• [Exercise brief]
From the data, return each line holding the word "kind".

• [Exercise input]
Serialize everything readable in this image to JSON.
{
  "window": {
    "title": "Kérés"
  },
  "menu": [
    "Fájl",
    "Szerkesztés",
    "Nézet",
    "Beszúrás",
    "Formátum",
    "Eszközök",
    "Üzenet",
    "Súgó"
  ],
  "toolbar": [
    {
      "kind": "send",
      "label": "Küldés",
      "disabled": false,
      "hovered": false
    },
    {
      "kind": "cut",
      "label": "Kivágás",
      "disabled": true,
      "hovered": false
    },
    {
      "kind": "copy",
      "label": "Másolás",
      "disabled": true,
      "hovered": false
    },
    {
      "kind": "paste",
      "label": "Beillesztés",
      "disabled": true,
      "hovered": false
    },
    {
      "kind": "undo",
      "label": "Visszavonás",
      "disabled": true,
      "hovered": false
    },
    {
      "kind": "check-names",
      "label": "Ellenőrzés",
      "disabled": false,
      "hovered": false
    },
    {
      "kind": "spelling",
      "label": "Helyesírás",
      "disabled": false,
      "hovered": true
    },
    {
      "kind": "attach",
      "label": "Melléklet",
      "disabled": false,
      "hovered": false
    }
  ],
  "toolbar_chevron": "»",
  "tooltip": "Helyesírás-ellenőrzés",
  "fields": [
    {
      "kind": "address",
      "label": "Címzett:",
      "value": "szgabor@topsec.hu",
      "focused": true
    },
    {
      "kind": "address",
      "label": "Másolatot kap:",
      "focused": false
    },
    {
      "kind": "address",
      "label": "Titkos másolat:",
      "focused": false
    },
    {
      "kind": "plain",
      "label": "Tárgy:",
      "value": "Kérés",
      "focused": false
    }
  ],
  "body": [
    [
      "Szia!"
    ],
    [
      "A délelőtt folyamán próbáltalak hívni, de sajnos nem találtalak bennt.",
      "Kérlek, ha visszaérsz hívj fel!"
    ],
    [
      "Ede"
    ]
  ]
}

• [Answer space]
      "kind": "send",
      "kind": "cut",
      "kind": "copy",
      "kind": "paste",
      "kind": "undo",
      "kind": "check-names",
      "kind": "spelling",
      "kind": "attach",
      "kind": "address",
      "kind": "address",
      "kind": "address",
      "kind": "plain",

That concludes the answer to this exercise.